From a talk I gave at the University of Michigan in late 2002, publised at the beginning of 2003. It is often alleged by hawks that no one saw these things coming. Some of us did.
Costs of War
The regional costs of a US war on Iraq are potentially great: The war will inevitably be seen in the Arab world as a neo-colonial war. It will be depicted as a repeat of the French occupation of Algeria or the British in Egypt-or indeed, the British in Iraq. These were highly unpopular and humiliating episodes. The US, even if it has a quick military victory, is unlikely to win the war diplomatically in the Arab world. Pan-Arabism has been more aspiration than reality in the past century, but this US war against Iraq might well promote the formation of a stronger regional political bloc.
As a result of resentment against this neocolonialism, the likelihood is that al-Qaida and other terrorist organizations will find it easier to recruit angry young men in the region and in Europe for terrorist operations against the US and its interests. The final defeat of the Baath Party will be seen as a defeat of its ideals, which include secularism, improved rights for women and high modernism. Arabs in despair of these projects are likely to turn to radical Islam as an alternative outlet for their frustrations. The Sunnis of Iraq could well turn to groups like al-Qaida, having lost the ideals of the Baath. Iraqi Shi’ites might become easier to recruit into Khomeinism of the Iranian sort, and become a bulwark for the shaky regime in Shi’ite Iran.

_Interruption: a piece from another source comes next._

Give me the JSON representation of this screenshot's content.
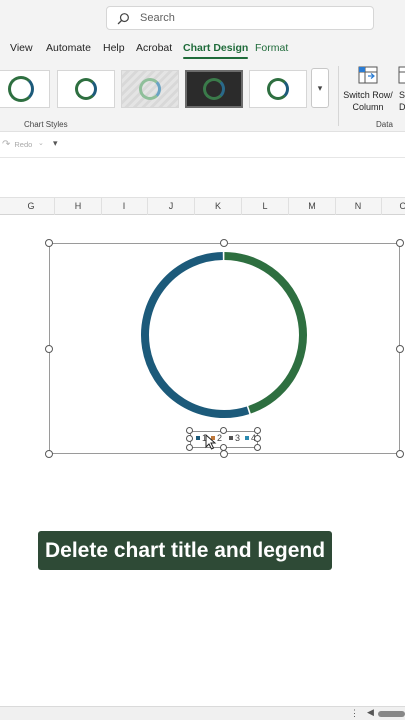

A post-war Iraq may well be riven with factionalism that impedes the development of a well-ensconced new government. We have seen this sort of outcome in Afghanistan. Commentators often note the possibility for Sunni-Shi’ite divisions or Arab Kurdish ones. These are very real. If Islamic law is the basis of the new state, that begs the question of whether its Sunni or Shi’ite version will be implemented. It is seldom realized that the Kurds themselves fought a mini-civil war in 1994-1997 between two major political and tribal factions. Likewise the Shi’ites are deeply divided, by tribe, region and political ideology. Many lower-level Baath Party members are Shi’ite, but tens of thousands of Iraqi Shi’ites are in exile in Iran and want to come back under the banner of ayatollahs.

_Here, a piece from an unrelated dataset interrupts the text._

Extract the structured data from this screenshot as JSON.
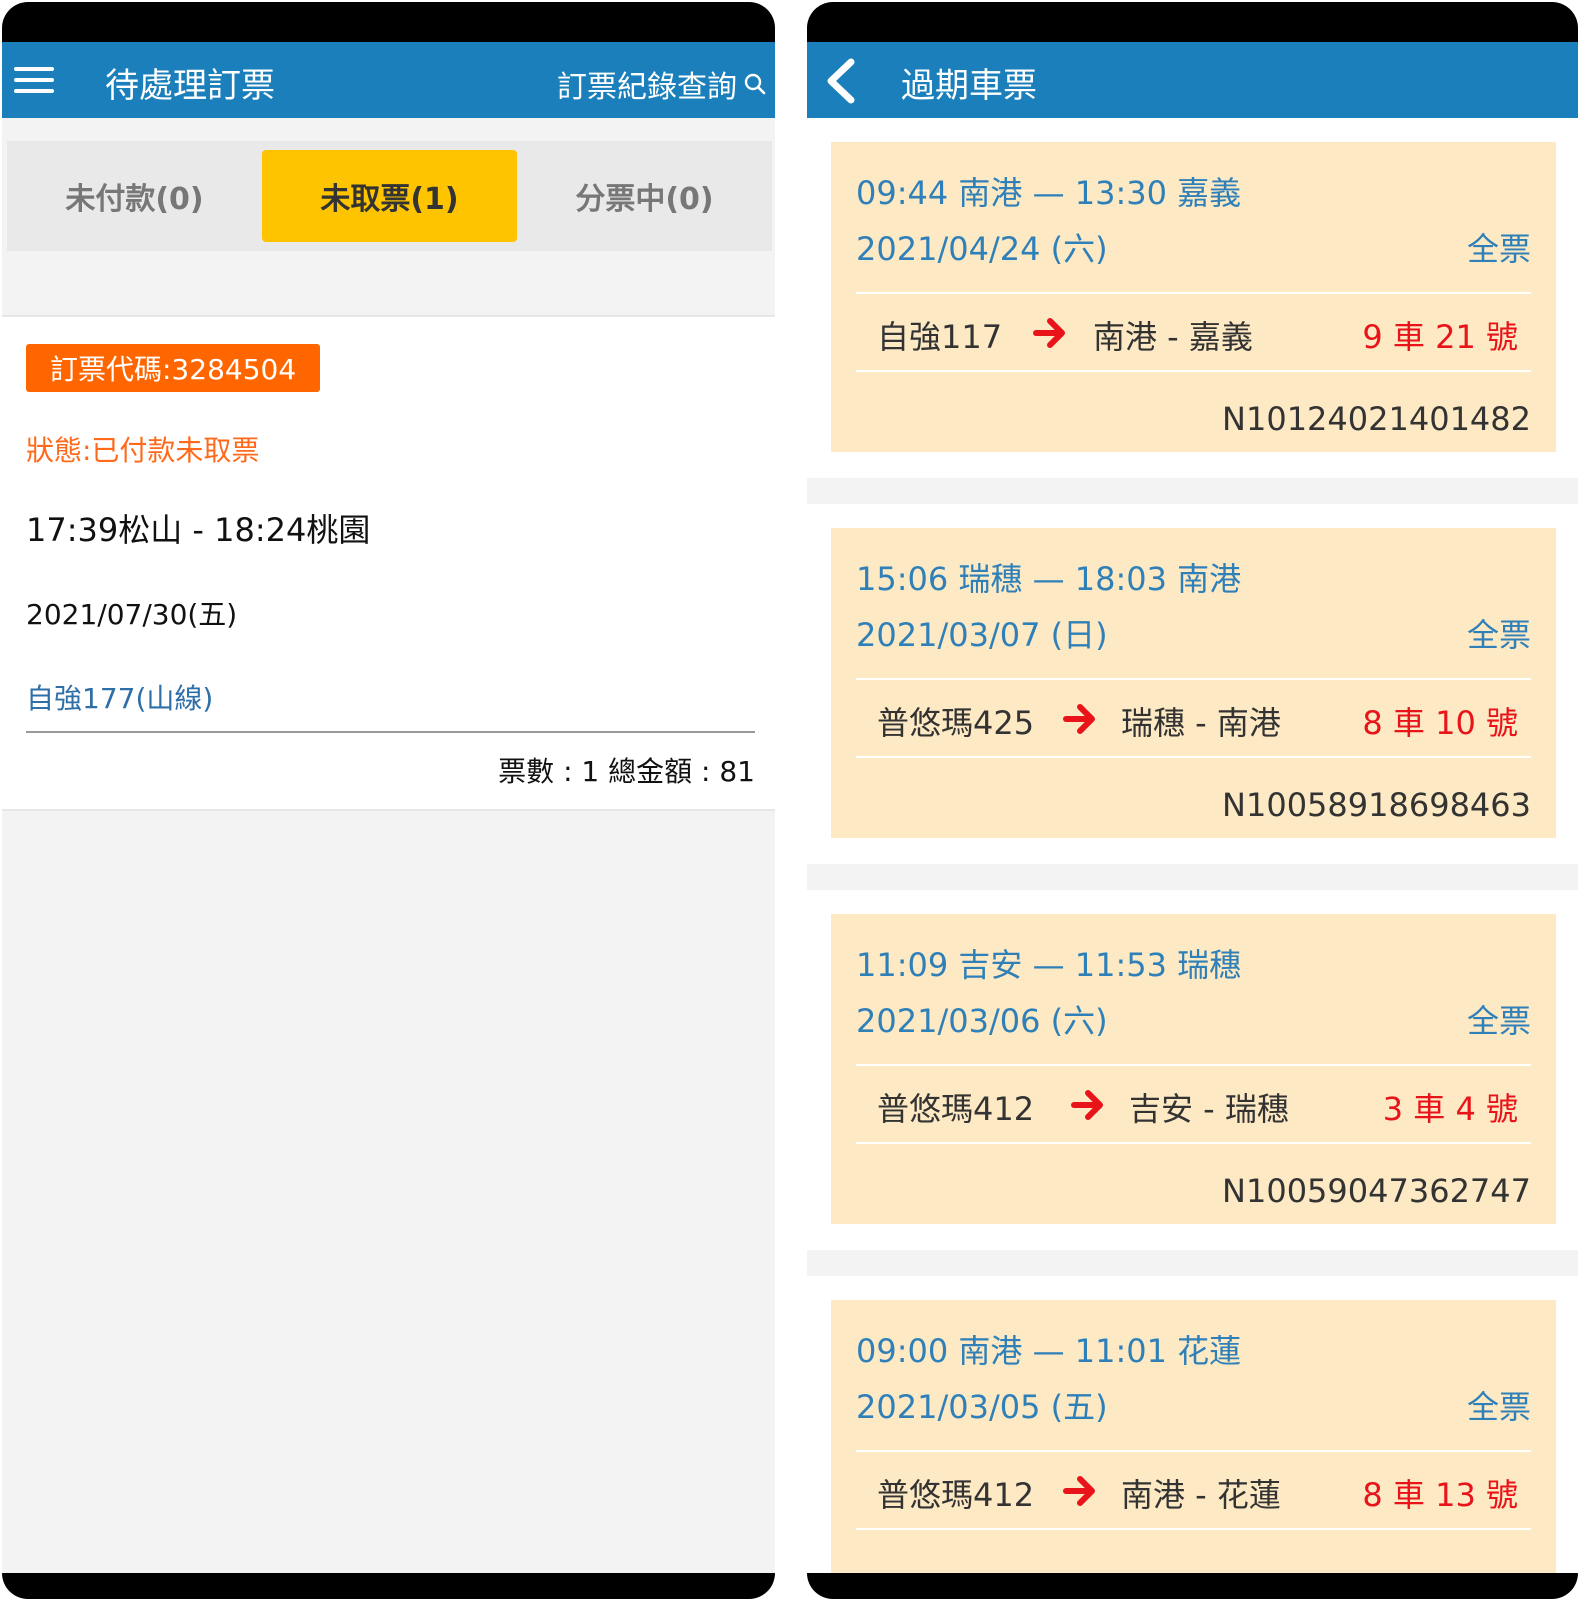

Internal factionalism is unlikely to reach the level of Yugoslavia after the fall of the communists, since US air power can be invoked to stop mass slaughter. But there could be a good deal of trouble in the country, and as the case of Afghanistan shows, the US cannot always stop faction fighting.
A new government in Iraq raises questions about its relationship to its neighbors. Turkey is strongly opposed to Iraqi Kurdish control of the oil fields of Kirkuk. The Kurds have all but announced that they will try to grab them when fighting breaks out. The Turks have said that in case this happens, Turkey may well invade Iraq to stop it. It is unacceptable to the Turkish government to have well-funded autonomous Kurds on their borders. They fear Kurdish nationalism, which might well tear eastern Turkey away from Ankara. Shi’ite Iran will certainly attempt to increase its influence among Iraqi Shi’ites once the Baath is defeated.
Shi’ite political parties may well turn to Tehran for funding. A US-occupied country where the Iranian ayatollahs have substantial influence is a disaster waiting to happen. An Iraq war may have a negative impact on the Israeli-Palestinian struggle. A democratic Iraq, if any such thing emerges from an American occupation, will not necessarily be less opposed to Israeli policies toward Palestinians and the creeping annexation of the West Bank. Iraqi individuals and political organizations, freed from Baath monopoly, might well support the Palestinians, including Palestinian guerrillas, at a higher level than does Saddam.
The chaos of war could allow for an outbreak of major violence between Palestinians and Israelis. The Baath may target Israel with scuds tipped with poison gas, e.g. Israeli retaliation will make the war look even more like a joint colonialist and Zionist effort among Arabs, and further inflame passions against the US in the region.
Those who support an Iraq war argue that the potential negative fall-out consists of improbable scenarios that are no more likely to come to fruition than did the dire forecasts about overthrown Arab regimes in 1990. They argue that if we can get a genuinely democratic, modern Iraq out of the war, its beneficial effects will radiate throughout the region. They may be right. But it is worth remembering that we were promised a democratic Kuwait in 1991 and a democratic, stable Afghanistan in 2002, and have yet to see either.